EXERCISE DIRECTIONS -
Print the entire listing. Each line must match the original exactly.

GIVEN RECORDS -
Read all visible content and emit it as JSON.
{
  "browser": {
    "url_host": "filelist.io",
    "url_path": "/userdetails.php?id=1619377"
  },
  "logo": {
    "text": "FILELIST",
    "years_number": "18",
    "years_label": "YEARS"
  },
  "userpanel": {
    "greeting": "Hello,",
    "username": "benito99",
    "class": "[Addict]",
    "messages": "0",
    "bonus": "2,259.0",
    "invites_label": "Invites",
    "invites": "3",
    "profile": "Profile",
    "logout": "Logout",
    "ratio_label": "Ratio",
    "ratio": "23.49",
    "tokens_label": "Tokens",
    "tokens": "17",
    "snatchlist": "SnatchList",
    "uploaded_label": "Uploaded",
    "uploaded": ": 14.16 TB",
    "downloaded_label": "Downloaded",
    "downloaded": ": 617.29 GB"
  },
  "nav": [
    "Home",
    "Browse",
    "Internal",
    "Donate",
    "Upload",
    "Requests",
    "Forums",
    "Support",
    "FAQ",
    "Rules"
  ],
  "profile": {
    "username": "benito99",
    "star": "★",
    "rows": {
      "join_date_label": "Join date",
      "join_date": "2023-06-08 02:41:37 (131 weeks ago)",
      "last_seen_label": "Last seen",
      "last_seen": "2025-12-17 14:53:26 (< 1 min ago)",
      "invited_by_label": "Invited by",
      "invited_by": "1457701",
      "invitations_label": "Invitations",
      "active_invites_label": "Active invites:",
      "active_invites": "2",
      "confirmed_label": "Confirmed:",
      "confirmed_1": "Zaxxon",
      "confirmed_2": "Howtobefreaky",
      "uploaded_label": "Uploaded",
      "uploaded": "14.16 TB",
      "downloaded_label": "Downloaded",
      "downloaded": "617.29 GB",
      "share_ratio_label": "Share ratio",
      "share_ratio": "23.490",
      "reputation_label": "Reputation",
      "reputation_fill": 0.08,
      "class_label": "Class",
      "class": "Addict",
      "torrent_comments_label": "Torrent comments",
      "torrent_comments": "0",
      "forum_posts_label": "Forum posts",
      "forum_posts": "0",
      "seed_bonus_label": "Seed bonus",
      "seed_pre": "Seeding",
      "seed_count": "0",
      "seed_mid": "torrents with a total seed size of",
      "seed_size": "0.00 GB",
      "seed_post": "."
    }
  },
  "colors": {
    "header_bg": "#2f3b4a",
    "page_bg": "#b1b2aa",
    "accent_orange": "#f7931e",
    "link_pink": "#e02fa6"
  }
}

ANSWER FOR THIS EXERCISE -
Read all visible content and emit it as JSON.
{
  "browser": {
    "url_host": "filelist.io",
    "url_path": "/userdetails.php?id=1619377"
  },
  "logo": {
    "text": "FILELIST",
    "years_number": "18",
    "years_label": "YEARS"
  },
  "userpanel": {
    "greeting": "Hello,",
    "username": "benito99",
    "class": "[Addict]",
    "messages": "0",
    "bonus": "2,259.0",
    "invites_label": "Invites",
    "invites": "3",
    "profile": "Profile",
    "logout": "Logout",
    "ratio_label": "Ratio",
    "ratio": "23.49",
    "tokens_label": "Tokens",
    "tokens": "17",
    "snatchlist": "SnatchList",
    "uploaded_label": "Uploaded",
    "uploaded": ": 14.16 TB",
    "downloaded_label": "Downloaded",
    "downloaded": ": 617.29 GB"
  },
  "nav": [
    "Home",
    "Browse",
    "Internal",
    "Donate",
    "Upload",
    "Requests",
    "Forums",
    "Support",
    "FAQ",
    "Rules"
  ],
  "profile": {
    "username": "benito99",
    "star": "★",
    "rows": {
      "join_date_label": "Join date",
      "join_date": "2023-06-08 02:41:37 (131 weeks ago)",
      "last_seen_label": "Last seen",
      "last_seen": "2025-12-17 14:53:26 (< 1 min ago)",
      "invited_by_label": "Invited by",
      "invited_by": "1457701",
      "invitations_label": "Invitations",
      "active_invites_label": "Active invites:",
      "active_invites": "2",
      "confirmed_label": "Confirmed:",
      "confirmed_1": "Zaxxon",
      "confirmed_2": "Howtobefreaky",
      "uploaded_label": "Uploaded",
      "uploaded": "14.16 TB",
      "downloaded_label": "Downloaded",
      "downloaded": "617.29 GB",
      "share_ratio_label": "Share ratio",
      "share_ratio": "23.490",
      "reputation_label": "Reputation",
      "reputation_fill": 0.08,
      "class_label": "Class",
      "class": "Addict",
      "torrent_comments_label": "Torrent comments",
      "torrent_comments": "0",
      "forum_posts_label": "Forum posts",
      "forum_posts": "0",
      "seed_bonus_label": "Seed bonus",
      "seed_pre": "Seeding",
      "seed_count": "0",
      "seed_mid": "torrents with a total seed size of",
      "seed_size": "0.00 GB",
      "seed_post": "."
    }
  },
  "colors": {
    "header_bg": "#2f3b4a",
    "page_bg": "#b1b2aa",
    "accent_orange": "#f7931e",
    "link_pink": "#e02fa6"
  }
}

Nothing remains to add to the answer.